Sadly, suddenly in the summer of 2012, Fr. David had to take sickness absence. Fr. Andy Richardson was appointed as priest-in-charge. By early autumn, it had become clear that Fr. David would not be able to return, Fr. Andy was then appointed as Parish Priest. He was previously assistant priest at St. Edward’s in Kettering. Fr. Andy was also the first Priest ordained by Bishop Peter Doyle.
Fr. Simon Penhalagan, a Missionary Priest with the SION Community for Evangelism in Brentwood, Essex moved into the Presbytery. In 2014 he became the Chair of the Bishop’s Youth Ministry Liaison Group (the managing body of the Northampton Youth Ministry Office).
Fr. Andy had the difficult task of dealing with the substantial parish debt, cost cutting and holding fund raising events. The enforced reduction of Sunday Masses in the Slough Pastoral Area meant St. Gilbert’s was left with two Masses per month, and Sunday evening Mass is no longer held at Our Lady of Peace.
In 2014, St. Andrew’s Curate, the Rev. Janet Minkkinen was appointed as the Anglican Vicar, replacing the Rev. Sue Smith.

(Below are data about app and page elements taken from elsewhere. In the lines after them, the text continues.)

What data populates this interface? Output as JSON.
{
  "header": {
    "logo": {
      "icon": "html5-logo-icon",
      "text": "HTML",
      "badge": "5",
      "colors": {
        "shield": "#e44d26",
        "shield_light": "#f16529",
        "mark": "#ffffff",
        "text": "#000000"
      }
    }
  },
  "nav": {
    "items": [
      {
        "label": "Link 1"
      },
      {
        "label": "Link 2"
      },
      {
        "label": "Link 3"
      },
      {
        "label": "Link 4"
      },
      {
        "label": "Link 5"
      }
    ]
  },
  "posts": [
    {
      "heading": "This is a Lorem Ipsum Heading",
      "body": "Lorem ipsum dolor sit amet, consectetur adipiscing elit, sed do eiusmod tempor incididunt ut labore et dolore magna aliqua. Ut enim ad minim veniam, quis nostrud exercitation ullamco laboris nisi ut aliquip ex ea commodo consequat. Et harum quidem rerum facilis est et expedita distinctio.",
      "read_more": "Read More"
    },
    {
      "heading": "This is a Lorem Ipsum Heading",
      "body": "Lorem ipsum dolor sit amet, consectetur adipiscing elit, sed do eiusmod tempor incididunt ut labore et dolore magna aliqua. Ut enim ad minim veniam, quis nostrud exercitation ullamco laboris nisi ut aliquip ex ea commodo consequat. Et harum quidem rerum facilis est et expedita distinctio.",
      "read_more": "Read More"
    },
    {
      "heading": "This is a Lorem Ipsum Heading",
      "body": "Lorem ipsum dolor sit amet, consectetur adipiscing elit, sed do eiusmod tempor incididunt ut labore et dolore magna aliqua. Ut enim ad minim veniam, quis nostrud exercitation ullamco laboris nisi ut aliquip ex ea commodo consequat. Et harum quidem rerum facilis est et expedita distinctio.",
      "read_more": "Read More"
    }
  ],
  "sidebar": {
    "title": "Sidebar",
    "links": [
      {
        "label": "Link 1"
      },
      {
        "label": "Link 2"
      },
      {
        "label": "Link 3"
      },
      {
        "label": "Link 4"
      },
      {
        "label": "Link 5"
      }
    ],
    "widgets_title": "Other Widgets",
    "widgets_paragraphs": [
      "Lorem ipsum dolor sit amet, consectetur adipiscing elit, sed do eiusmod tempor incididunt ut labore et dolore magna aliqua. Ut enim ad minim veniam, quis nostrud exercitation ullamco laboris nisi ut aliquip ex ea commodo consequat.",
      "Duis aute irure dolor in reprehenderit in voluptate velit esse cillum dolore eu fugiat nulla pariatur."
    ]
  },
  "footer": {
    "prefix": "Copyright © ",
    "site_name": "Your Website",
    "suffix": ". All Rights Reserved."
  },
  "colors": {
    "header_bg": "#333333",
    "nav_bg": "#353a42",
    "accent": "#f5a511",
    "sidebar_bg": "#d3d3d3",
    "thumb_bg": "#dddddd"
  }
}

St. Gilbert’s celebrated their 50th Anniversary in 2014 with a celebratory Mass with Bishop Peter, with many of our former Parish Priests in attendance. Canon Bosco Clarke (retired) is assisting with Masses at Eton Wick.
Members of the SION Community organised a Parish Mission in Autumn 2014, a memorable week of special events with the theme: ‘Fan into a flame the gift of God’. The key aspects were: The gift we are in the Father; The gift of Jesus; The gift of Forgiveness; The gift of the Holy Spirit; Being a gift to others is our Mission.

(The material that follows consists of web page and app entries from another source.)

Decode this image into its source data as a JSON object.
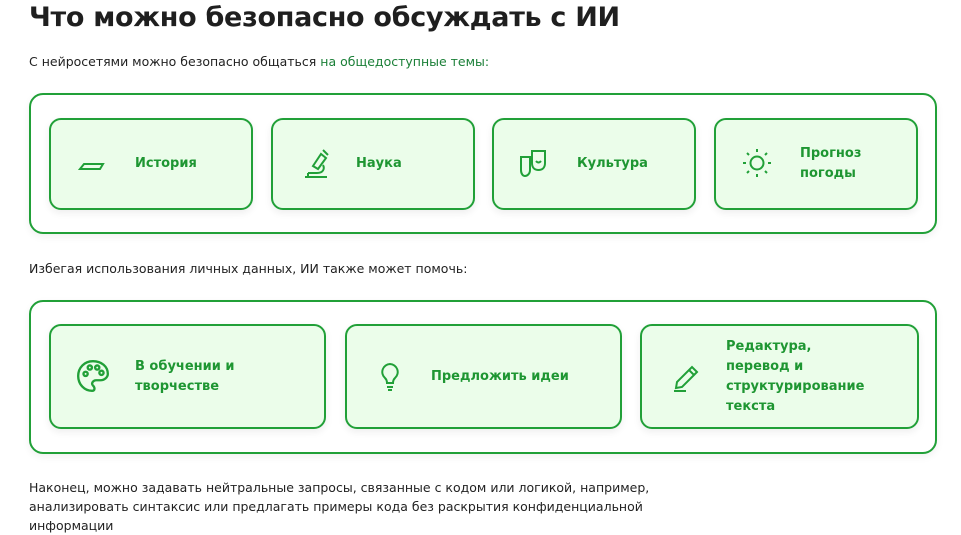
{
  "title": "Что можно безопасно обсуждать с ИИ",
  "intro": {
    "text": "С нейросетями можно безопасно общаться ",
    "link": "на общедоступные темы:"
  },
  "topics": [
    {
      "label": "История",
      "icon": "book-icon"
    },
    {
      "label": "Наука",
      "icon": "microscope-icon"
    },
    {
      "label": "Культура",
      "icon": "theater-masks-icon"
    },
    {
      "label": "Прогноз погоды",
      "icon": "sun-icon"
    }
  ],
  "help_intro": "Избегая использования личных данных, ИИ также может помочь:",
  "help": [
    {
      "label": "В обучении и творчестве",
      "icon": "palette-icon"
    },
    {
      "label": "Предложить идеи",
      "icon": "lightbulb-icon"
    },
    {
      "label": "Редактура, перевод и структурирование текста",
      "icon": "pencil-icon"
    }
  ],
  "outro": "Наконец, можно задавать нейтральные запросы, связанные с кодом или логикой, например, анализировать синтаксис или предлагать примеры кода без раскрытия конфиденциальной информации",
  "colors": {
    "accent": "#21a038",
    "card_bg": "#ebfdea"
  }
}
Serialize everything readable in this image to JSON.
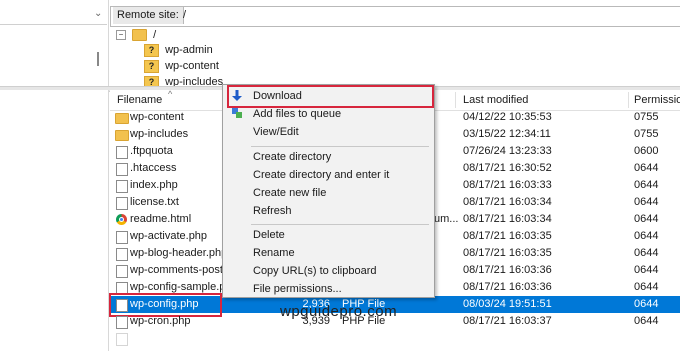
{
  "remote": {
    "label": "Remote site:",
    "path": "/"
  },
  "tree": {
    "root": "/",
    "items": [
      "wp-admin",
      "wp-content",
      "wp-includes"
    ]
  },
  "columns": {
    "filename": "Filename",
    "last_modified": "Last modified",
    "permissions": "Permissio"
  },
  "files": [
    {
      "name": "wp-content",
      "icon": "folder",
      "size": "",
      "type": "",
      "modified": "04/12/22 10:35:53",
      "perm": "0755"
    },
    {
      "name": "wp-includes",
      "icon": "folder",
      "size": "",
      "type": "",
      "modified": "03/15/22 12:34:11",
      "perm": "0755"
    },
    {
      "name": ".ftpquota",
      "icon": "file",
      "size": "",
      "type": "",
      "modified": "07/26/24 13:23:33",
      "perm": "0600"
    },
    {
      "name": ".htaccess",
      "icon": "file",
      "size": "",
      "type": "",
      "modified": "08/17/21 16:30:52",
      "perm": "0644"
    },
    {
      "name": "index.php",
      "icon": "file",
      "size": "",
      "type": "",
      "modified": "08/17/21 16:03:33",
      "perm": "0644"
    },
    {
      "name": "license.txt",
      "icon": "file",
      "size": "",
      "type": "",
      "modified": "08/17/21 16:03:34",
      "perm": "0644"
    },
    {
      "name": "readme.html",
      "icon": "chrome",
      "size": "",
      "type": "um...",
      "modified": "08/17/21 16:03:34",
      "perm": "0644"
    },
    {
      "name": "wp-activate.php",
      "icon": "file",
      "size": "",
      "type": "",
      "modified": "08/17/21 16:03:35",
      "perm": "0644"
    },
    {
      "name": "wp-blog-header.php",
      "icon": "file",
      "size": "",
      "type": "",
      "modified": "08/17/21 16:03:35",
      "perm": "0644"
    },
    {
      "name": "wp-comments-post.",
      "icon": "file",
      "size": "",
      "type": "",
      "modified": "08/17/21 16:03:36",
      "perm": "0644"
    },
    {
      "name": "wp-config-sample.p",
      "icon": "file",
      "size": "",
      "type": "",
      "modified": "08/17/21 16:03:36",
      "perm": "0644"
    },
    {
      "name": "wp-config.php",
      "icon": "file",
      "size": "2,936",
      "type": "PHP File",
      "modified": "08/03/24 19:51:51",
      "perm": "0644"
    },
    {
      "name": "wp-cron.php",
      "icon": "file",
      "size": "3,939",
      "type": "PHP File",
      "modified": "08/17/21 16:03:37",
      "perm": "0644"
    }
  ],
  "menu": {
    "group1": [
      "Download",
      "Add files to queue",
      "View/Edit"
    ],
    "group2": [
      "Create directory",
      "Create directory and enter it",
      "Create new file",
      "Refresh"
    ],
    "group3": [
      "Delete",
      "Rename",
      "Copy URL(s) to clipboard",
      "File permissions..."
    ]
  },
  "watermark": "wpguidepro.com",
  "colors": {
    "selection": "#0078d7",
    "highlight_box": "#d7263d",
    "download_arrow": "#1e5cc8"
  }
}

Parish Mission Prayer
Heavenly Father, we thank you for sending your Son, our Lord Jesus Christ, to reveal your unconditional love for us, and for pouring out your Holy Spirit upon the Church. May that gift of the Spirit that dwells within each one of us be fanned into a flame so that we may have a burning love for you and for our neighbour.
Help each of us to play our part in making our parish a place of welcome, where people may experience your healing grace and be empowered to bear witness to your love for all.
We ask this through Christ our Lord, Amen.
Our lady of Peace: Pray for us!
St Andrew: Pray for us!
St Gilbert: Pray for us!
The London and Slough Run organised their first Winter Night Shelter for the homeless in Slough in 2014. Our Lady of Peace Church was one of several venues to welcome the homeless.
In 2016, following a consultation process, Our Lady of Peace Nursery and Infant School (formerly the First School) and the Our Lady of Peace Junior School (formerly the Middle School) were combined to form Our Lady of Peace Catholic Primary and Nursery School.